Every day more and more people are choosing organic food as part of a more ecologically friendly lifestyle or simply to limit the exposure of family members to agricultural chemicals, preservatives, and genetically modified organisms (GMOs). Others choose organic cooking as a healthy addition in combating medical issues. Whatever the reason may be, many recipes have been developed to take full advantage of tastier, healthier, and nutrient rich fresh organic vegetables and fruits. There are many organic cooking books on the market and this site is designed to make finding them more convenient by dividing them into categories – simply click on an image or link below to be taken to the correct page.
Anyone who has shopped online for organic cookbooks has had the frustrating experience of having too many results when the search engine found everything even remotely related. Here the titles are arranged by category for simplicity in locating cookbooks by specific subject.
- electronic format cookbooks – a green alternative to paper hard-copy books, immediate download after purchase
- organic recipe books – regular hard-copy books
- shop for organic food – how, when, and where to shop to save on the grocery bill
- recipes for babies and toddlers – cook delicious organic food for babies and toddlers
- vegetarian recipes – prepare delicious meatless dishes
- organic gardening – how to plant and raise organic vegetables and fruit to save on the grocery bill
- articles – read about the health benefits of organic food
The many agricultural chemicals and preservatives used to produce conventionally farmed crops are not applied to organic foods, thus there is not as negative an impact on the environment or consumers. Agricultural chemicals sprayed on conventional crops do not remain within the boundaries of the field, but drift on the wind and run off into streams and rivers with lasting harmful effects on local wildlife, ground water, and aquatic life. Studies suggest that some pesticide residues remaining on fresh fruits and vegetables after washing can build up in the tissues of consumers, possibly leading to developmental issues in children and to certain cancers. Organic farmers use as few chemicals as possible, preferring instead to use natural fertilizers such as compost and animal manure, crop rotation with cover crops to maintain soil fertility and minimize soil erosion, and natural pest and weed controls, to produce their crops. Growth hormones and antibiotics routinely given to conventionally raised meat and dairy cattle are banned on organic farms. Healthy organic cooking can eliminate most, if not all, exposure to agricultural chemicals and other additives.
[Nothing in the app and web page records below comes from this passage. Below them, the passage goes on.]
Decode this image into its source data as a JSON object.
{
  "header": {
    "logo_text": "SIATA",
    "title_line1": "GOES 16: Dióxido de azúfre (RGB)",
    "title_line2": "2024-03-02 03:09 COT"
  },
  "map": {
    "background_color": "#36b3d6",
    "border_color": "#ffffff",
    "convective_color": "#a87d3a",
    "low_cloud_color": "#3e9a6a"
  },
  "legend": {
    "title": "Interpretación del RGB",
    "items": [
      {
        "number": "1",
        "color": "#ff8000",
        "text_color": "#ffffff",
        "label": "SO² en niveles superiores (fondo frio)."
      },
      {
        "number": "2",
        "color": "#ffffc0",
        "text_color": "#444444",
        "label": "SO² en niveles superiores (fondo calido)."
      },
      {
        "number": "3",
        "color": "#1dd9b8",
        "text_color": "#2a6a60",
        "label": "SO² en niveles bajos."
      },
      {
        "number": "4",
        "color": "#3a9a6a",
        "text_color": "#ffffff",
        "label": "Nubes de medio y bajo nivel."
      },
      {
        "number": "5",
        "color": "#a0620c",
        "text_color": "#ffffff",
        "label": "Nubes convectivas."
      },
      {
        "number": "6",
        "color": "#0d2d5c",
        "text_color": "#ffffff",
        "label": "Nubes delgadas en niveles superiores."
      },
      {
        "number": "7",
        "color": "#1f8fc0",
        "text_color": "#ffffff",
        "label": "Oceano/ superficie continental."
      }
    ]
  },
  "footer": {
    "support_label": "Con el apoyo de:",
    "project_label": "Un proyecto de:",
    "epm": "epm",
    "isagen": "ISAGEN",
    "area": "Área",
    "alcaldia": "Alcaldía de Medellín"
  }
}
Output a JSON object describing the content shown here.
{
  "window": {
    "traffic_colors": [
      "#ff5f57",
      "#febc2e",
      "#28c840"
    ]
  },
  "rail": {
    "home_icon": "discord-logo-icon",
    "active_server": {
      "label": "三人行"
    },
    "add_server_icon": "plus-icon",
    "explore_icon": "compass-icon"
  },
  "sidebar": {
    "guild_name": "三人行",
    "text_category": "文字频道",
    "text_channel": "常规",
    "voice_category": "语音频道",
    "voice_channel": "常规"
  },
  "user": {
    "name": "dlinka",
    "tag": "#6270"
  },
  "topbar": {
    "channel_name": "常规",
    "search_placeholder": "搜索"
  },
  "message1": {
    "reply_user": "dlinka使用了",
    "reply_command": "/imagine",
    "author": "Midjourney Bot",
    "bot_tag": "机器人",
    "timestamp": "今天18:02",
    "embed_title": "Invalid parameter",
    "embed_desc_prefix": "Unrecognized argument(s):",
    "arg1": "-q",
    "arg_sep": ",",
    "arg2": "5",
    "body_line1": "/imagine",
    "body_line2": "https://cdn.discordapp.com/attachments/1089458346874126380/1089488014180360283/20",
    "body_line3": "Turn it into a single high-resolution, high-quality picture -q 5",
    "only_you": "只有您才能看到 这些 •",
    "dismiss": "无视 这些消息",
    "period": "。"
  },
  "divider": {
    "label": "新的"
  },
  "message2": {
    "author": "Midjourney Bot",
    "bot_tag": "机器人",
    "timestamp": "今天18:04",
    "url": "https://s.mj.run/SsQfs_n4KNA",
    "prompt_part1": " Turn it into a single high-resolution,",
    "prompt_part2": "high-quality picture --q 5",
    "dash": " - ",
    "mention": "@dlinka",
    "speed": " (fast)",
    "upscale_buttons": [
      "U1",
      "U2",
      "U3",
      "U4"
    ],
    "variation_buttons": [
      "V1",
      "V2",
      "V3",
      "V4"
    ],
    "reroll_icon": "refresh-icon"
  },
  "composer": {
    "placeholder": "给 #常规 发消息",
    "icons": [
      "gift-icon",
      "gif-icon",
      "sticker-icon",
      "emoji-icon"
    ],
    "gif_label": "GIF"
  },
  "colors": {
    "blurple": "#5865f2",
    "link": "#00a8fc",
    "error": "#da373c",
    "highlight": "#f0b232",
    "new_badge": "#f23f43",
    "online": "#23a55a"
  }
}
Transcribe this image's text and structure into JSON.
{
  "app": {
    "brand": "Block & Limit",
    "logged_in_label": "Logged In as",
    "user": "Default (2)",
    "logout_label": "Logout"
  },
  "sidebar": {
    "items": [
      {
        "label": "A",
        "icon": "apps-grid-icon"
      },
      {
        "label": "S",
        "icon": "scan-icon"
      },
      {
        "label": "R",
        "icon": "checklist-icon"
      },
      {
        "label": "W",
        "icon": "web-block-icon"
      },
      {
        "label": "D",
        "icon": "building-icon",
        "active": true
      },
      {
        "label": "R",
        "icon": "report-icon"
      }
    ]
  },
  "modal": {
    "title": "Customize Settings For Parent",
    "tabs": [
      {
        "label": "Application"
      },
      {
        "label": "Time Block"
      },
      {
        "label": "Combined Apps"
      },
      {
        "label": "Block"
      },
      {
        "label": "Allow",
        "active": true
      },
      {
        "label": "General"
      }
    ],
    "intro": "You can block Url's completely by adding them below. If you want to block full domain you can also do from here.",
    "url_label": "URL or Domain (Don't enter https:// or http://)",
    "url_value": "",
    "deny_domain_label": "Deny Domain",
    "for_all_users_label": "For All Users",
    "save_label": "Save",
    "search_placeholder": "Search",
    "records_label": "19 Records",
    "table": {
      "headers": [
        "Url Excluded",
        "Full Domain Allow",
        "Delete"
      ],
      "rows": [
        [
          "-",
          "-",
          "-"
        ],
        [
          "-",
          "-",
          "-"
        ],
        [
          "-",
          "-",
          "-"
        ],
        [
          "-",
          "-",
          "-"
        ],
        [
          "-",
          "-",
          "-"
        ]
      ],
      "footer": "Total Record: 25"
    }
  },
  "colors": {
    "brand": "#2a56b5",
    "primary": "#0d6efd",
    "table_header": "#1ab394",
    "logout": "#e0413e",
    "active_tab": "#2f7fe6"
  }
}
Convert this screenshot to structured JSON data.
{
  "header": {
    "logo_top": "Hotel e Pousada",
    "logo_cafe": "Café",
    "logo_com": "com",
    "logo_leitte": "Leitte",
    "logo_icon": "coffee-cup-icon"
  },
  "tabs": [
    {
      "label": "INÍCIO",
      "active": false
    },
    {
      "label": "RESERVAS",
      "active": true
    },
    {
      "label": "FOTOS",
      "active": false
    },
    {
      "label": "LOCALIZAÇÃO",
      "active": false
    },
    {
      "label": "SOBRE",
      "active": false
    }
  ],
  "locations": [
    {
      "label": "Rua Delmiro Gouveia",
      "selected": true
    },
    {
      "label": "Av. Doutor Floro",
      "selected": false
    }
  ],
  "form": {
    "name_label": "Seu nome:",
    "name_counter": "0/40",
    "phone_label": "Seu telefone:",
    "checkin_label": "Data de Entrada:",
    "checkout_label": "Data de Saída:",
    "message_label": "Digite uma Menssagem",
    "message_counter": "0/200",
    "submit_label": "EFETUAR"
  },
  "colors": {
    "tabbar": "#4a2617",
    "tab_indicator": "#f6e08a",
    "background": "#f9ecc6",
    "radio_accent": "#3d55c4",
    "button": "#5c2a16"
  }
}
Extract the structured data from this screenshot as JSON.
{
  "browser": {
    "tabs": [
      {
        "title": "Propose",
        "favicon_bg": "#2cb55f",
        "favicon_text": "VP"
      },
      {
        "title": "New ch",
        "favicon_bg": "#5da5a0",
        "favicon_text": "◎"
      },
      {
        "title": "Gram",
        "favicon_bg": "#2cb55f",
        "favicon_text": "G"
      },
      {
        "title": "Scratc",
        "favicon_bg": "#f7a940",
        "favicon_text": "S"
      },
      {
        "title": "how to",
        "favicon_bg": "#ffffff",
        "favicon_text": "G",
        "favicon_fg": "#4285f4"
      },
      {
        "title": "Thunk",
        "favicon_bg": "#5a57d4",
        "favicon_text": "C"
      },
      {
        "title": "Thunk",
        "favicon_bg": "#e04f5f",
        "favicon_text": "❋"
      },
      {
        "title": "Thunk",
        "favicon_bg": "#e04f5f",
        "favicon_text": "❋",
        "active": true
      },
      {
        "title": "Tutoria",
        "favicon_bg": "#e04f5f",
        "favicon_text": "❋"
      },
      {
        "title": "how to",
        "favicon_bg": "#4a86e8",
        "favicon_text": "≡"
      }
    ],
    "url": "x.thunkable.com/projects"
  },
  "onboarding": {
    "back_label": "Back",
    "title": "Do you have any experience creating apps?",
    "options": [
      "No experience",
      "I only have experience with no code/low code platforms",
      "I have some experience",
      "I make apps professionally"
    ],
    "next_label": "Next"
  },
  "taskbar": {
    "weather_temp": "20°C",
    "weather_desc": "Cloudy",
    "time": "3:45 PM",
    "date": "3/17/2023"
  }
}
Newcomers to organic cooking may simply replace conventional ingredients with organic ingredients in their standard recipes. Some discover that organic fruits and vegetables have richer flavor and want tested organic recipes created to take full advantage of the flavors naturally developed prior to harvest, food not subjected to the artificial ripening processes prevalent with conventionally grown produce. Nutritional components in fruits and vegetables, especially vitamins and antioxidants, begin to break down immediately after harvest, thus the length of time between harvest and market has a detrimental effect on the nutritional values. Since organic produce generally has a shorter distance to travel from farm to market, it tends to be fresher and more nutrient dense than produce from conventional farms.
Many farmers’ markets have one or more local organic farms represented which often allow consumers to save money while supporting the local farmers. In many parts of the US consumers can join Community Supported Agriculture (CSA) programs and farm co-ops, allowing them to receive fresh organic produce directly from the farm, although the selection is generally limited to what is available in any particular week. Many major grocery and club stores now carry organic produce, dairy products, and poultry.